Films Illustrated, March 1972
“It takes much more than a handsome face to make it big in films and television today. You just have to look at people like Dustin Hoffman, Elliott Gould, and Donald Sutherland to realise that is true. I don’t mean that it is the Age of the Ugly, but audiences have come to expect many dimensions in an actor, rather than a singular ability. The reality achieved from an ordinary, not-so-handsome actor who has substantial talent and who can play both heavy drama and light comedy is what audiences appreciate today.”
When Pete Duel said that, he stood at what was sadly to be the peak of his career. The television series Alias Smith & Jones was just underway and though nobody could quite predict the size of its success, it was patently obvious that the series was going to bring the intense young actor to a larger and more appreciative audience than any other single thing in his career.

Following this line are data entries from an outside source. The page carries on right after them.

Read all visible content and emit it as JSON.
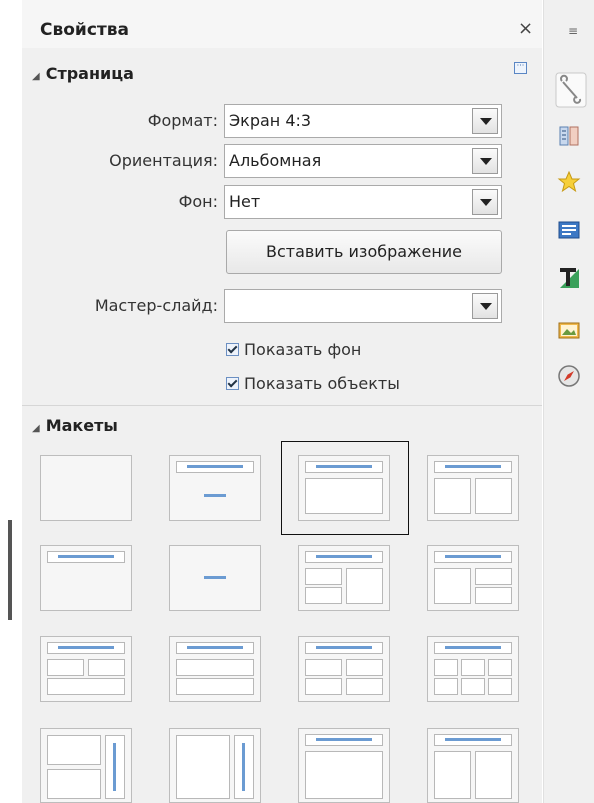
{
  "panel": {
    "title": "Свойства",
    "close_glyph": "×",
    "menu_glyph": "≡"
  },
  "page_section": {
    "heading": "Страница",
    "format_label": "Формат:",
    "format_value": "Экран 4:3",
    "orientation_label": "Ориентация:",
    "orientation_value": "Альбомная",
    "background_label": "Фон:",
    "background_value": "Нет",
    "insert_image_label": "Вставить изображение",
    "master_slide_label": "Мастер-слайд:",
    "master_slide_value": "",
    "show_background_label": "Показать фон",
    "show_objects_label": "Показать объекты"
  },
  "layouts_section": {
    "heading": "Макеты"
  },
  "sidebar_icons": [
    "wrench-properties-icon",
    "styles-icon",
    "gallery-star-icon",
    "slide-transition-icon",
    "fontwork-t-icon",
    "image-icon",
    "navigator-compass-icon"
  ],
  "colors": {
    "accent": "#6b9bd2",
    "panel_bg": "#f0f0f0"
  }
}
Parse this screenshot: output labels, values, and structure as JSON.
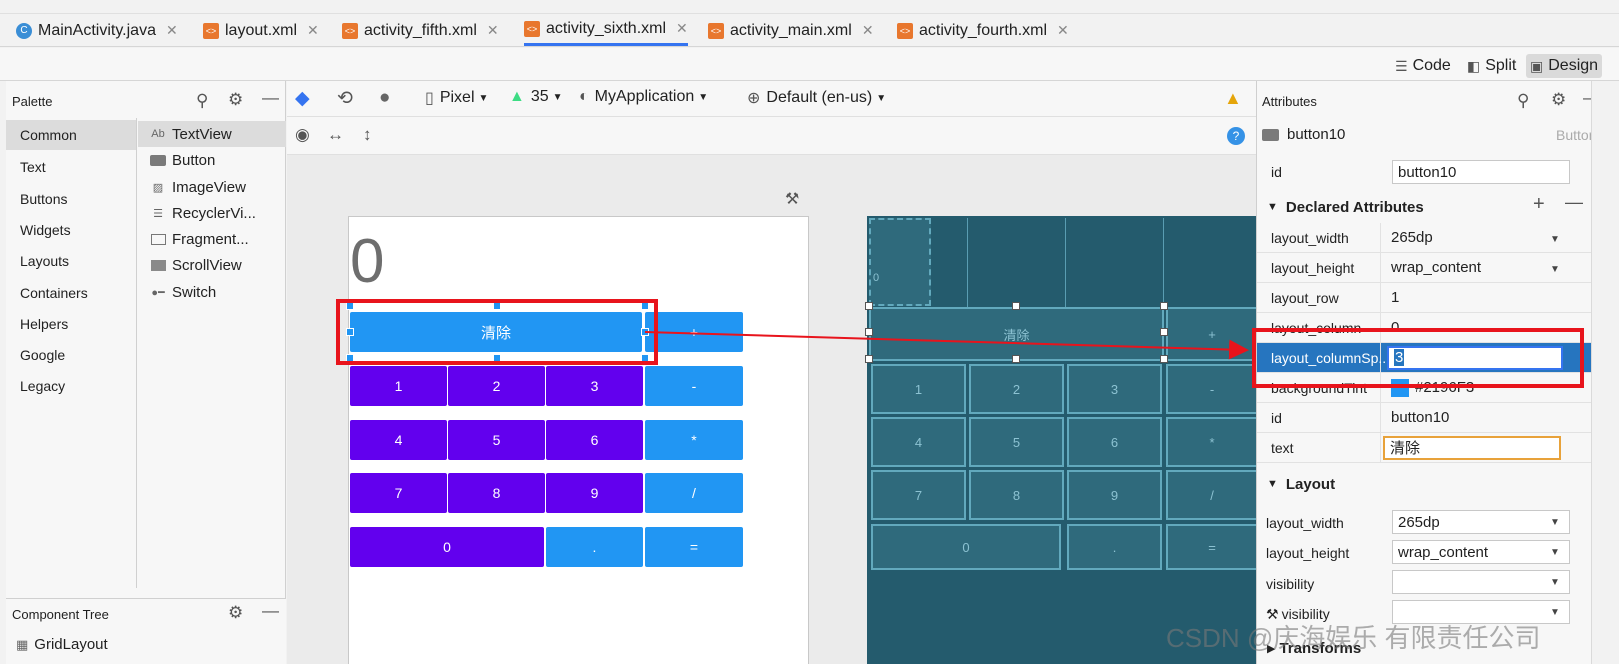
{
  "tabs": [
    {
      "label": "MainActivity.java",
      "kind": "java"
    },
    {
      "label": "layout.xml",
      "kind": "xml"
    },
    {
      "label": "activity_fifth.xml",
      "kind": "xml"
    },
    {
      "label": "activity_sixth.xml",
      "kind": "xml",
      "active": true
    },
    {
      "label": "activity_main.xml",
      "kind": "xml"
    },
    {
      "label": "activity_fourth.xml",
      "kind": "xml"
    }
  ],
  "modes": {
    "code": "Code",
    "split": "Split",
    "design": "Design"
  },
  "palette": {
    "title": "Palette",
    "categories": [
      "Common",
      "Text",
      "Buttons",
      "Widgets",
      "Layouts",
      "Containers",
      "Helpers",
      "Google",
      "Legacy"
    ],
    "components": [
      {
        "label": "TextView",
        "icon": "Ab"
      },
      {
        "label": "Button",
        "icon": "button-icon"
      },
      {
        "label": "ImageView",
        "icon": "image-icon"
      },
      {
        "label": "RecyclerVi...",
        "icon": "list-icon"
      },
      {
        "label": "Fragment...",
        "icon": "fragment-icon"
      },
      {
        "label": "ScrollView",
        "icon": "scroll-icon"
      },
      {
        "label": "Switch",
        "icon": "switch-icon"
      }
    ]
  },
  "component_tree": {
    "title": "Component Tree",
    "root": "GridLayout"
  },
  "toolbar": {
    "device": "Pixel",
    "api": "35",
    "theme": "MyApplication",
    "locale": "Default (en-us)"
  },
  "calculator": {
    "display": "0",
    "clear_label": "清除",
    "keys": [
      "+",
      "1",
      "2",
      "3",
      "-",
      "4",
      "5",
      "6",
      "*",
      "7",
      "8",
      "9",
      "/",
      "0",
      ".",
      "="
    ]
  },
  "attributes": {
    "title": "Attributes",
    "component_name": "button10",
    "component_type": "Button",
    "id_label": "id",
    "id_value": "button10",
    "declared_title": "Declared Attributes",
    "declared": [
      {
        "k": "layout_width",
        "v": "265dp"
      },
      {
        "k": "layout_height",
        "v": "wrap_content"
      },
      {
        "k": "layout_row",
        "v": "1"
      },
      {
        "k": "layout_column",
        "v": "0"
      },
      {
        "k": "layout_columnSp...",
        "v": "3"
      },
      {
        "k": "backgroundTint",
        "v": "#2196F3"
      },
      {
        "k": "id",
        "v": "button10"
      },
      {
        "k": "text",
        "v": "清除"
      }
    ],
    "layout_title": "Layout",
    "layout": [
      {
        "k": "layout_width",
        "v": "265dp"
      },
      {
        "k": "layout_height",
        "v": "wrap_content"
      },
      {
        "k": "visibility",
        "v": ""
      },
      {
        "k": "visibility",
        "v": ""
      }
    ],
    "transforms_title": "Transforms"
  },
  "watermark": "CSDN @庆海娱乐 有限责任公司",
  "colors": {
    "purple": "#6200ee",
    "blue": "#2196f3",
    "blueprint": "#245b6d",
    "highlight": "#e8141c"
  }
}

He was totally right in his assessment: versatility, substantial talent, and a keen sense of character were the hallmarks of his success (though a thousand fluttering hearts would disagree with the not-so-handsome part). Duel had served a long and arduous apprenticeship and earned well the success that was fleetingly his. Neither he nor his brother Geoff were originally expected to become actors. The brothers were born to Ellsworth and Lillian Deuel (Pete later simplified the spelling of his name, but Geoff still uses it). Their father was a physician and Pete put aside his childhood dream of becoming a pilot to study as a doctor. Two years of training revealed that he had neither the instincts nor the stomach for medicine. But it was during those two years that he discovered his love of acting. Though he was not even a member of the drama society, he appeared in every play they produced, fell in love with the theatre, and transferred his studies to the American Theatre Wing.
It was from his elder brother that Geoff took his interest in acting and throughout their careers there was the friendliest of competition between them. Curiously, although Pete had a head start, they made their first films almost simultaneously; Pete in the war film The Hell With Heroes and Geoff as Billy the Kid in Chisum.
Pete had undergone a gruelling training in a series of off-Broadway productions before taking the decision to move to Hollywood. The first film landed him a long-term contract with Universal but the studio used him predominately in their television productions, whereas Pete yearned more and more for movie parts. Apart from The Hell With Heroes, he completed only two other films: the comedy-drama A Time for Giving and an adventure shot in Spain, Cannon for Cordoba which stars George Peppard. But, despite his leaning towards movies, Pete was happy in the Alias Smith & Jones series: he was an outdoor person by nature and felt quite at home in the sometimes grim and demanding locations used. He owned a Jeep and would often head off into the wilds for the peace and solitude he could find there, away from the bustle of the Hollywood market-place.
Everyone agreed in the business that, with the series a huge success on both sides of the Atlantic, 1972 would be the Year of Pete Duel. But near the eve of that year he died in his West Hollywood home. Pinned to the wall, a telegram informing him that he had not got a seat on the Screen Actors Guild for which he had recently applied. Alias Smith & Jones continues first with him, for there were several episodes in the can, then with a replacement.